© The Financial Times Ltd 2016 FT and 'Financial Times' are trademarks of The Financial Times Ltd.
November 2, 2012 6:43 pm
Can you remember the last time you travelled through time without taking medication, visiting a therapist, flying supersonic or wearing a costume? Can you remember where you went and how you got there? Were you gazing at the trees outside your office window when you were transported back to your ninth-grade science class, and reminded how easy life was back then? Or was it one of those more unsettling moments where you have a strange flashback and are unsure if it stems from a recurring dream or some bit of childhood trauma you’ve attempted to block?
On Tuesday, in Tokyo, I had the most delightful journey back in time – free from ugly scenes at high school, embarrassing moments at college and terrifying events when I started work.

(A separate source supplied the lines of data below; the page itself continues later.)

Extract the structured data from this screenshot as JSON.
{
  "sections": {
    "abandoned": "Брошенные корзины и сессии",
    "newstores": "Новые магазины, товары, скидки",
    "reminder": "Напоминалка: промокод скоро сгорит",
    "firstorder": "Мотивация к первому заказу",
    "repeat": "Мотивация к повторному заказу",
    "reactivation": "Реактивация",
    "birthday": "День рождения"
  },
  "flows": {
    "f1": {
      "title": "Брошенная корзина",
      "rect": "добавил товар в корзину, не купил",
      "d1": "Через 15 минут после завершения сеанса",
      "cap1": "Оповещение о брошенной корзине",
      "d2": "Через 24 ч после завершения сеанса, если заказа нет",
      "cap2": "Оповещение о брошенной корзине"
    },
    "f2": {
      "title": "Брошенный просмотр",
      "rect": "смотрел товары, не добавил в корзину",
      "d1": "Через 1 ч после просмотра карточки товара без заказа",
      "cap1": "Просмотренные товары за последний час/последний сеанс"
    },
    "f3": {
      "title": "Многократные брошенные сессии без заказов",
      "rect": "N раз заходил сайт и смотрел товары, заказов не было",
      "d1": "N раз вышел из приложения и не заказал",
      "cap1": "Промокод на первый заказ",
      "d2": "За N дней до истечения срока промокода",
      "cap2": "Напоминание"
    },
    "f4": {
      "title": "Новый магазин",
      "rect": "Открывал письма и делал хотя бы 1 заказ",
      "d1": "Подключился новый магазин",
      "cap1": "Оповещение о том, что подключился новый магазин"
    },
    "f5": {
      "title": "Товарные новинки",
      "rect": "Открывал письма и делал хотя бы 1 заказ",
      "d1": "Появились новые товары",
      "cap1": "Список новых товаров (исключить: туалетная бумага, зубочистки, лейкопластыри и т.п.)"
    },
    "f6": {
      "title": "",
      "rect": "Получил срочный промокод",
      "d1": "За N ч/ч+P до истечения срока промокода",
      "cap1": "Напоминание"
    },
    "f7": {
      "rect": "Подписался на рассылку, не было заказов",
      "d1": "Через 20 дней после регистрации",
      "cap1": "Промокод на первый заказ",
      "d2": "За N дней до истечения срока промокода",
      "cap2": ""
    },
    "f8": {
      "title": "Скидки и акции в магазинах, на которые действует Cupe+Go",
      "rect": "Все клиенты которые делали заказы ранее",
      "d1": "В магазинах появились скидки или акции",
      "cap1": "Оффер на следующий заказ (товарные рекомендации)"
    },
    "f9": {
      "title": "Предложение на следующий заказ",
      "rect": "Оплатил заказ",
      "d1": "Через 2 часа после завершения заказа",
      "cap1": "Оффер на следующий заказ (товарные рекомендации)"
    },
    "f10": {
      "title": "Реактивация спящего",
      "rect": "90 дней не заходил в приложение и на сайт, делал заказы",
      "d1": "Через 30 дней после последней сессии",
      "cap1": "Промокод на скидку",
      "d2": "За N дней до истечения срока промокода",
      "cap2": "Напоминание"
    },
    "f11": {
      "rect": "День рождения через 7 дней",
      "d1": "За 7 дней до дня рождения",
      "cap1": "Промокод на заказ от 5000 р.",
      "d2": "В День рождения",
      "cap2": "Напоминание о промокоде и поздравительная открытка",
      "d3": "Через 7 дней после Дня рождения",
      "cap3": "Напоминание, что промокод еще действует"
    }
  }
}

My day started with a run around Roppongi/Nishi-Azabu/Hiroo, weaving around moms on bikes with toddlers strapped on, and young gentlemen and ladies of the evening shuffling home from tiny bars and nightclubs. Back at the Grand Hyatt I showered, caught up on some emails and watched an ageing US military Twin Huey chopper thud past my window as it descended toward the US military facility tucked just beyond Roppongi crossing.

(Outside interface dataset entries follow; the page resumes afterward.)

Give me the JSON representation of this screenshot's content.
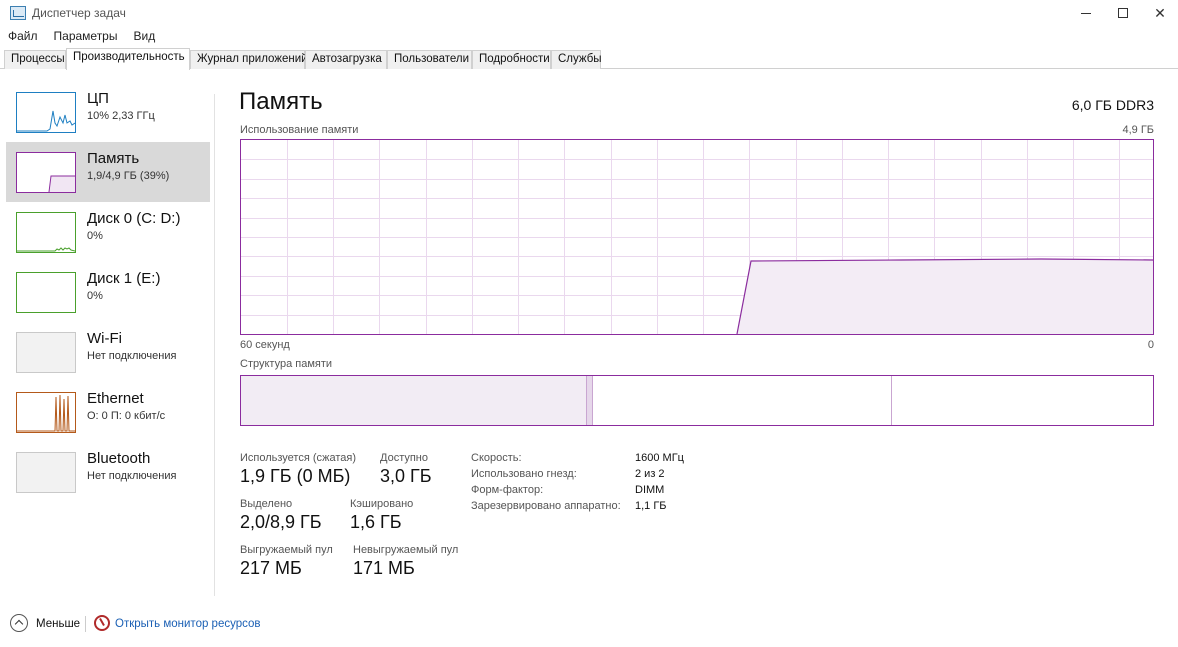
{
  "window": {
    "title": "Диспетчер задач"
  },
  "menu": [
    "Файл",
    "Параметры",
    "Вид"
  ],
  "tabs": [
    "Процессы",
    "Производительность",
    "Журнал приложений",
    "Автозагрузка",
    "Пользователи",
    "Подробности",
    "Службы"
  ],
  "sidebar": {
    "items": [
      {
        "title": "ЦП",
        "sub": "10% 2,33 ГГц",
        "color": "#1e7fc2"
      },
      {
        "title": "Память",
        "sub": "1,9/4,9 ГБ (39%)",
        "color": "#8b2c9e"
      },
      {
        "title": "Диск 0 (C: D:)",
        "sub": "0%",
        "color": "#4aa02c"
      },
      {
        "title": "Диск 1 (E:)",
        "sub": "0%",
        "color": "#4aa02c"
      },
      {
        "title": "Wi-Fi",
        "sub": "Нет подключения",
        "color": "#c9c9c9"
      },
      {
        "title": "Ethernet",
        "sub": "О: 0 П: 0 кбит/с",
        "color": "#b4591a"
      },
      {
        "title": "Bluetooth",
        "sub": "Нет подключения",
        "color": "#c9c9c9"
      }
    ]
  },
  "main": {
    "title": "Память",
    "spec": "6,0 ГБ DDR3",
    "graph_label": "Использование памяти",
    "graph_max": "4,9 ГБ",
    "time_left": "60 секунд",
    "time_right": "0",
    "composition_label": "Структура памяти",
    "accent": "#8b2c9e",
    "stats": {
      "in_use_label": "Используется (сжатая)",
      "in_use": "1,9 ГБ (0 МБ)",
      "available_label": "Доступно",
      "available": "3,0 ГБ",
      "committed_label": "Выделено",
      "committed": "2,0/8,9 ГБ",
      "cached_label": "Кэшировано",
      "cached": "1,6 ГБ",
      "paged_label": "Выгружаемый пул",
      "paged": "217 МБ",
      "nonpaged_label": "Невыгружаемый пул",
      "nonpaged": "171 МБ"
    },
    "props": [
      {
        "label": "Скорость:",
        "value": "1600 МГц"
      },
      {
        "label": "Использовано гнезд:",
        "value": "2 из 2"
      },
      {
        "label": "Форм-фактор:",
        "value": "DIMM"
      },
      {
        "label": "Зарезервировано аппаратно:",
        "value": "1,1 ГБ"
      }
    ]
  },
  "footer": {
    "less": "Меньше",
    "resource_monitor": "Открыть монитор ресурсов"
  }
}
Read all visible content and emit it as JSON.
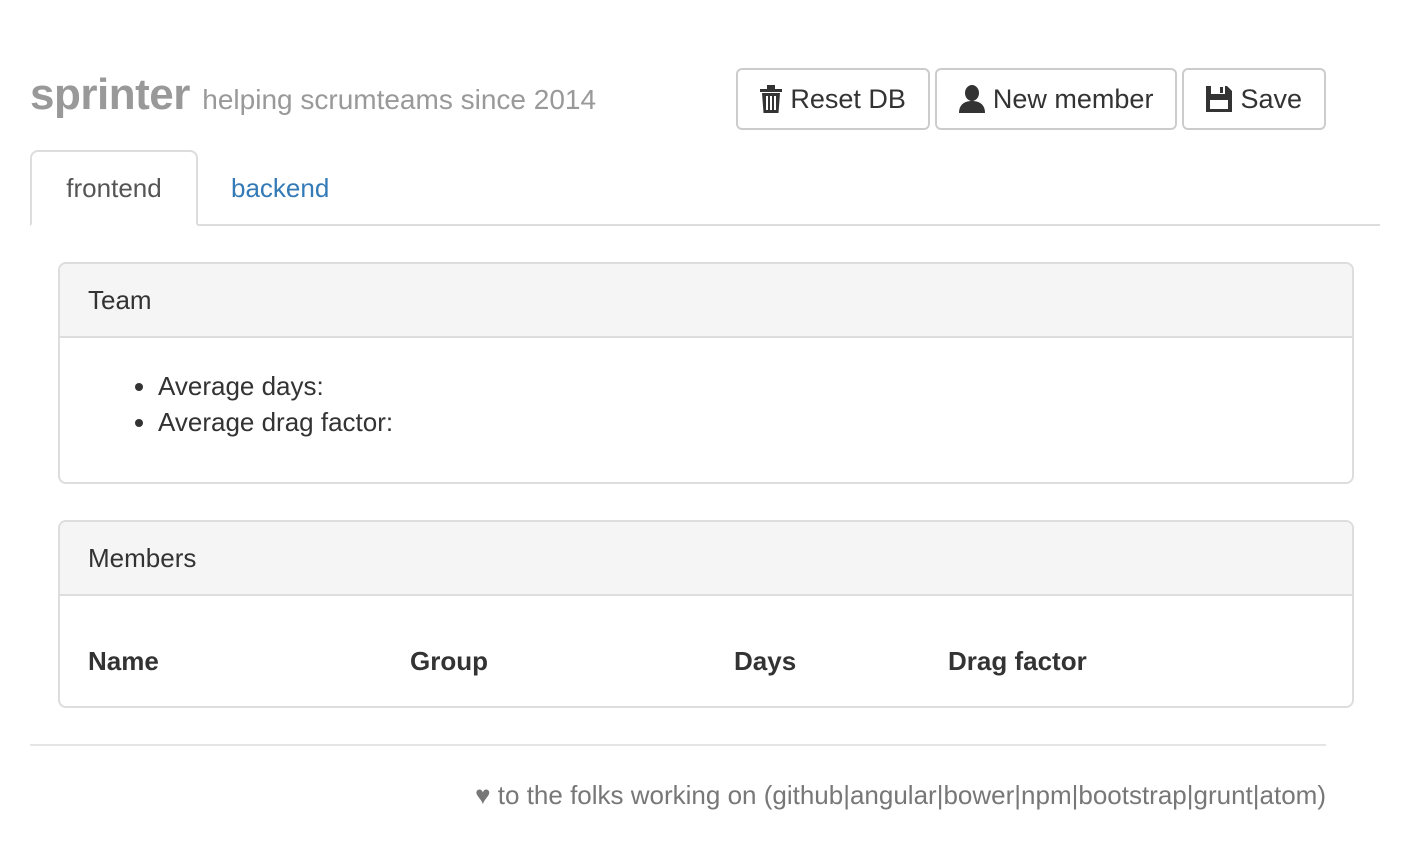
{
  "header": {
    "title": "sprinter",
    "tagline": "helping scrumteams since 2014"
  },
  "toolbar": {
    "reset_label": "Reset DB",
    "new_member_label": "New member",
    "save_label": "Save",
    "reset_icon": "trash-icon",
    "new_member_icon": "user-icon",
    "save_icon": "floppy-disk-icon"
  },
  "tabs": [
    {
      "label": "frontend",
      "active": true
    },
    {
      "label": "backend",
      "active": false
    }
  ],
  "team_panel": {
    "heading": "Team",
    "stats": [
      "Average days:",
      "Average drag factor:"
    ]
  },
  "members_panel": {
    "heading": "Members",
    "columns": [
      "Name",
      "Group",
      "Days",
      "Drag factor"
    ]
  },
  "footer": {
    "text": "♥ to the folks working on (github|angular|bower|npm|bootstrap|grunt|atom)"
  },
  "colors": {
    "link": "#337ab7",
    "muted": "#999999",
    "border": "#dddddd",
    "panel_heading_bg": "#f5f5f5"
  }
}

Downstairs, I met my driver and we went over the plan for the day. Oto-san might have been in his mid-sixties, or perhaps he was in his mid-eighties – it is always tricky to tell in Japan, as people are usually a decade older than they look and often think most Westerners look a decade older than they actually are. He greeted me with a very formal style of English that matched his black cap and white gloves. As we cut through the traffic he explained he learned his perfect English in Seattle. “I used to work at Microsoft,” he said and then burst out laughing. Oto-san had clearly spent time in Washington state when Brother was still doing a roaring trade in typewriters and word processing was something found in the pages of manga.
After a brief stop in Akasaka to meet with a gentleman keen on rethinking the concept of rural life in Japan, I jumped back in the car and shuffled through my schedule.

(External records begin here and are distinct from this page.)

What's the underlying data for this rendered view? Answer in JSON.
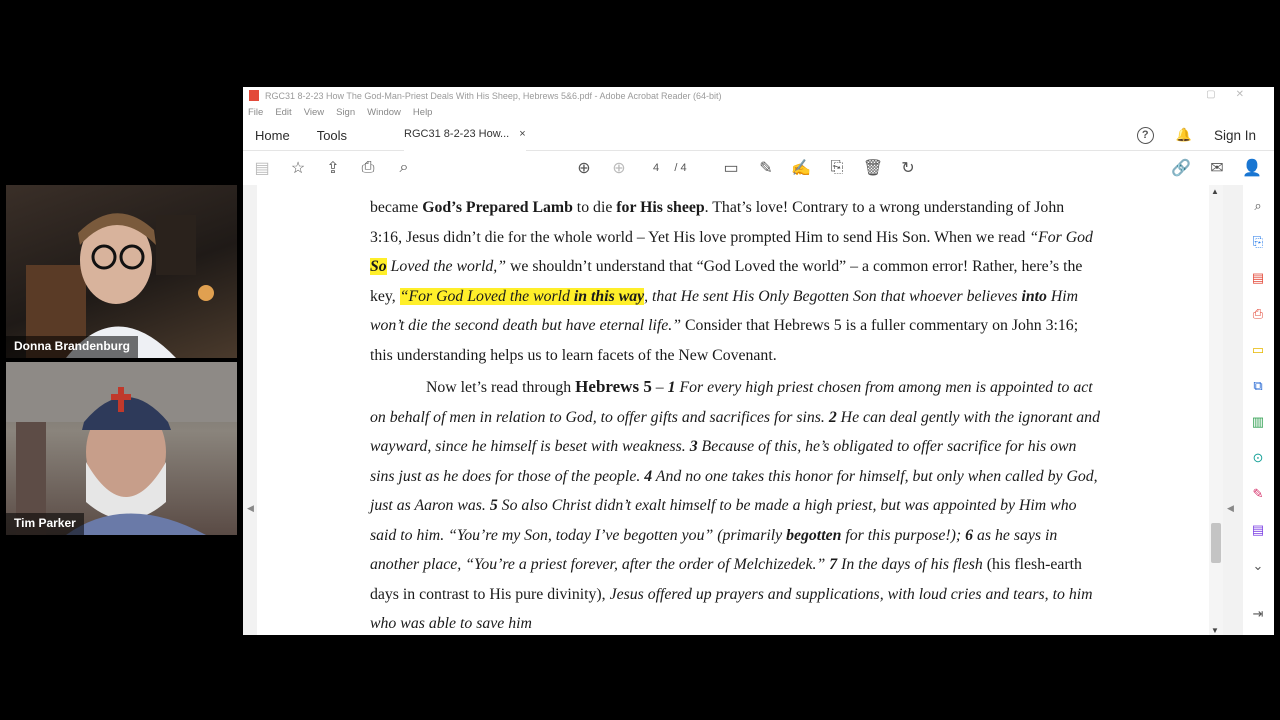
{
  "participants": [
    {
      "name": "Donna Brandenburg"
    },
    {
      "name": "Tim Parker"
    }
  ],
  "window": {
    "title": "RGC31 8-2-23 How The God-Man-Priest Deals With His Sheep, Hebrews 5&6.pdf - Adobe Acrobat Reader (64-bit)"
  },
  "menu": [
    "File",
    "Edit",
    "View",
    "Sign",
    "Window",
    "Help"
  ],
  "tabs": {
    "home": "Home",
    "tools": "Tools",
    "doc": "RGC31 8-2-23 How...",
    "close": "×",
    "sign_in": "Sign In"
  },
  "toolbar": {
    "page_current": "4",
    "page_total": "/ 4"
  },
  "icons": {
    "toolbar": [
      "save-icon",
      "star-icon",
      "upload-icon",
      "print-icon",
      "zoom-icon",
      "page-up-icon",
      "page-down-icon",
      "comment-icon",
      "pen-icon",
      "sign-icon",
      "stamp-icon",
      "delete-icon",
      "rotate-icon",
      "link-icon",
      "mail-icon",
      "share-user-icon"
    ],
    "right_panel": [
      "search-panel-icon",
      "export-pdf-icon",
      "organize-icon",
      "edit-pdf-icon",
      "comment-panel-icon",
      "combine-icon",
      "fill-sign-icon",
      "protect-icon",
      "scan-icon",
      "create-pdf-icon",
      "more-icon"
    ]
  },
  "document": {
    "p1": {
      "s1": "became ",
      "s2": "God’s Prepared Lamb",
      "s3": " to die ",
      "s4": "for His sheep",
      "s5": ". That’s love! Contrary to a wrong understanding of John 3:16, Jesus didn’t die for the whole world – Yet His love prompted Him to send His Son. When we read ",
      "s6": "“For God ",
      "s7": "So",
      "s8": " Loved the world,”",
      "s9": " we shouldn’t understand that “God Loved the world” – a common error! Rather, here’s the key, ",
      "s10": "“For God Loved the world ",
      "s11": "in this way",
      "s12": ", that He sent His Only Begotten Son that whoever believes ",
      "s13": "into",
      "s14": " Him won’t die the second death but have eternal life.”",
      "s15": " Consider that Hebrews 5 is a fuller commentary on John 3:16; this understanding helps us to learn facets of the New Covenant."
    },
    "p2": {
      "s1": "Now let’s read through ",
      "s2": "Hebrews 5",
      "s3": " – ",
      "v1": "1",
      "s4": " For every high priest chosen from among men is appointed to act on behalf of men in relation to God, to offer gifts and sacrifices for sins. ",
      "v2": "2",
      "s5": " He can deal gently with the ignorant and wayward, since he himself is beset with weakness. ",
      "v3": "3",
      "s6": " Because of this, he’s obligated to offer sacrifice for his own sins just as he does for those of the people. ",
      "v4": "4",
      "s7": " And no one takes this honor for himself, but only when called by God, just as Aaron was. ",
      "v5": "5",
      "s8": " So also Christ didn’t exalt himself to be made a high priest, but was appointed by Him who said to him. “You’re my Son, today I’ve begotten you” ",
      "s9": "(primarily ",
      "s10": "begotten",
      "s11": " for this purpose!); ",
      "v6": "6",
      "s12": " as he says in another place, “You’re a priest forever, after the order of Melchizedek.” ",
      "v7": "7",
      "s13": " In the days of his flesh",
      "s14": " (his flesh-earth days in contrast to His pure divinity), ",
      "s15": "Jesus offered up prayers and supplications, with loud cries and tears, to him who was able to save him"
    }
  },
  "colors": {
    "highlight": "#ffef2a",
    "adobe_red": "#e34a3a"
  }
}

“Should we continue to Ginza, sir?” asked Oto-san.
“That would be great,” I said. “I’m going to Shiseido Parlour for lunch.”
Ten minutes later we pulled up at Shiseido’s little patch of cosmetics, sweets, fashion and fragrance stores.
“I’ll be waiting right here for you at 1.15pm, sir,” said Oto-san. “Have a good lunch.”
While Shiseido is globally known for its range of cosmetics and ownership of many international fragrance and beauty brands, in Tokyo it also has a reputation for its tiny tower of fine restaurants and extraordinary sweets shop.
I took a lift up to the fifth floor (the mezzanine of a two-level dining room), was greeted by an elegant woman and a man in a dinner jacket, and whisked into a private room where my clients were waiting.
After a round of greetings and exchange of cards, we settled in to look at the menu. “We’re very happy you’ve chosen this restaurant, Tyler-san,” said the boss of the bunch. “The best curry rice and classic western Japanese dishes.” His colleagues nodded and grunted in agreement and studied the menu with great intensity.
It was at this point that the time travel started. A quick scan of the menu took me back to the late 1960s and early 1970s, as the standout dishes were onion soup, croquettes (meat or crab), beef stroganoff and then Japanese takes on western dishes in the form of curries and “om” (omelette) rice.
As I debated whether to go for a curry or a steak, my colleague, Noriko, pulled up a chair and the perfectly turned-out waiters (dinner jackets, long aprons and sharp grooming) started taking orders.
“Fancy sharing a Caesar?” I asked Noriko.
“Sure, and I’m going for the stroganoff.”
While we got on to business the waiters went about laying the silver and transforming the table into something that reminded me of business dinners with my parents in Montreal, circa 1974. There were towers of condiments, crystal glasses of ginger ale and then a trolley appeared with a massive teak salad bowl, wooden spoon and fork and all the ingredients for a Caesar salad. The waiter started preparing the salad from scratch – crushing garlic, beating eggs, grinding pepper and trimming lettuce. In an instant I was back in the dining room of my childhood with my mother preparing the same dish. With much ceremony, the waiter poured oil, mixed, tossed and served us the salad.
As the bowls were placed in front of us, I tried to recall the last time I’d had such proper service in a setting that so confidently recreated the 1970s and without a whiff of irony. There was no attempt to appeal to modern tastes, no molecular nonsense, no concession to dietary fads. What a delight. For a moment, being in Tokyo circa 1974 was a magical place. Better still, it was doing a roaring trade in Tokyo, autumn 2012.
Tyler Brûlé is editor-in-chief of Monocle magazine
More columns at www.ft.com/brule
Copyright The Financial Times Limited 2016. You may share using our article tools.
Please don't cut articles from FT.com and redistribute by email or post to the web.